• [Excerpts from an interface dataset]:
......
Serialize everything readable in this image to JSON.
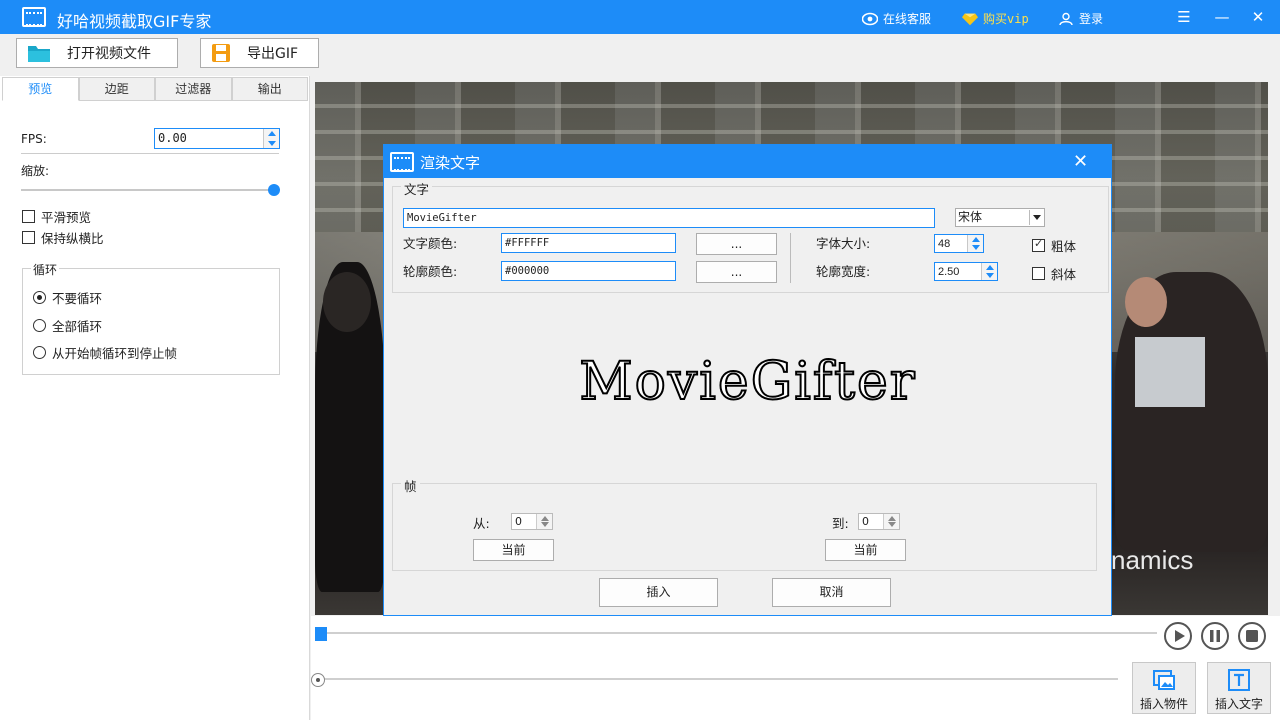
{
  "titlebar": {
    "title": "好哈视频截取GIF专家",
    "online_service": "在线客服",
    "buy_vip": "购买vip",
    "login": "登录",
    "accent": "#1d8cf8"
  },
  "toolbar": {
    "open_video": "打开视频文件",
    "export_gif": "导出GIF"
  },
  "left": {
    "tabs": [
      "预览",
      "边距",
      "过滤器",
      "输出"
    ],
    "fps_label": "FPS:",
    "fps_value": "0.00",
    "scale_label": "缩放:",
    "scale_level": 1.0,
    "smooth_preview": "平滑预览",
    "keep_ratio": "保持纵横比",
    "loop_group": "循环",
    "loop_options": [
      "不要循环",
      "全部循环",
      "从开始帧循环到停止帧"
    ],
    "loop_selected": 0
  },
  "video": {
    "overlay_text": "namics"
  },
  "dialog": {
    "title": "渲染文字",
    "text_group": "文字",
    "text_value": "MovieGifter",
    "font_name": "宋体",
    "text_color_label": "文字颜色:",
    "text_color_value": "#FFFFFF",
    "outline_color_label": "轮廓颜色:",
    "outline_color_value": "#000000",
    "picker_btn": "...",
    "font_size_label": "字体大小:",
    "font_size_value": "48",
    "outline_width_label": "轮廓宽度:",
    "outline_width_value": "2.50",
    "bold": "粗体",
    "bold_checked": true,
    "italic": "斜体",
    "italic_checked": false,
    "preview_text": "MovieGifter",
    "frame_group": "帧",
    "from_label": "从:",
    "from_value": "0",
    "to_label": "到:",
    "to_value": "0",
    "current_btn": "当前",
    "insert_btn": "插入",
    "cancel_btn": "取消"
  },
  "bottom": {
    "insert_object": "插入物件",
    "insert_text": "插入文字",
    "progress": 0.0,
    "volume": 0.0
  }
}
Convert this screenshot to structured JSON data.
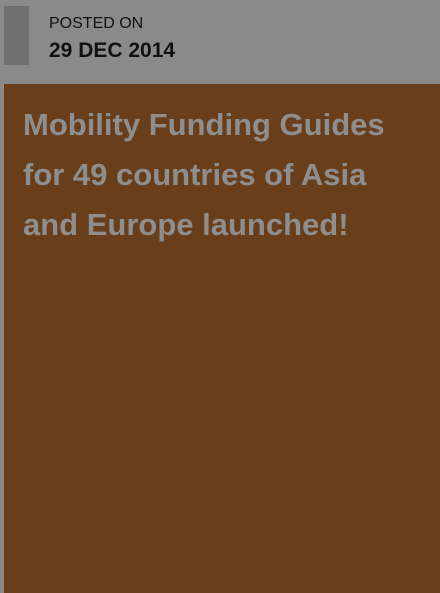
{
  "post": {
    "posted_label": "POSTED ON",
    "date": "29 DEC 2014",
    "title": "Mobility Funding Guides for 49 countries of Asia and Europe launched!"
  },
  "colors": {
    "background": "#8a8a8a",
    "accent": "#6f6f6f",
    "card": "#693f1b",
    "title_text": "#8e8e8e",
    "meta_text": "#111111"
  }
}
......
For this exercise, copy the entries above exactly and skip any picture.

• [WRITTEN ANSWER]:
Serialize everything readable in this image to JSON.
{
  "titlebar": {
    "title": "好哈视频截取GIF专家",
    "online_service": "在线客服",
    "buy_vip": "购买vip",
    "login": "登录",
    "accent": "#1d8cf8"
  },
  "toolbar": {
    "open_video": "打开视频文件",
    "export_gif": "导出GIF"
  },
  "left": {
    "tabs": [
      "预览",
      "边距",
      "过滤器",
      "输出"
    ],
    "fps_label": "FPS:",
    "fps_value": "0.00",
    "scale_label": "缩放:",
    "scale_level": 1.0,
    "smooth_preview": "平滑预览",
    "keep_ratio": "保持纵横比",
    "loop_group": "循环",
    "loop_options": [
      "不要循环",
      "全部循环",
      "从开始帧循环到停止帧"
    ],
    "loop_selected": 0
  },
  "video": {
    "overlay_text": "namics"
  },
  "dialog": {
    "title": "渲染文字",
    "text_group": "文字",
    "text_value": "MovieGifter",
    "font_name": "宋体",
    "text_color_label": "文字颜色:",
    "text_color_value": "#FFFFFF",
    "outline_color_label": "轮廓颜色:",
    "outline_color_value": "#000000",
    "picker_btn": "...",
    "font_size_label": "字体大小:",
    "font_size_value": "48",
    "outline_width_label": "轮廓宽度:",
    "outline_width_value": "2.50",
    "bold": "粗体",
    "bold_checked": true,
    "italic": "斜体",
    "italic_checked": false,
    "preview_text": "MovieGifter",
    "frame_group": "帧",
    "from_label": "从:",
    "from_value": "0",
    "to_label": "到:",
    "to_value": "0",
    "current_btn": "当前",
    "insert_btn": "插入",
    "cancel_btn": "取消"
  },
  "bottom": {
    "insert_object": "插入物件",
    "insert_text": "插入文字",
    "progress": 0.0,
    "volume": 0.0
  }
}
Convert this screenshot to structured JSON data.
{
  "post": {
    "posted_label": "POSTED ON",
    "date": "29 DEC 2014",
    "title": "Mobility Funding Guides for 49 countries of Asia and Europe launched!"
  },
  "colors": {
    "background": "#8a8a8a",
    "accent": "#6f6f6f",
    "card": "#693f1b",
    "title_text": "#8e8e8e",
    "meta_text": "#111111"
  }
}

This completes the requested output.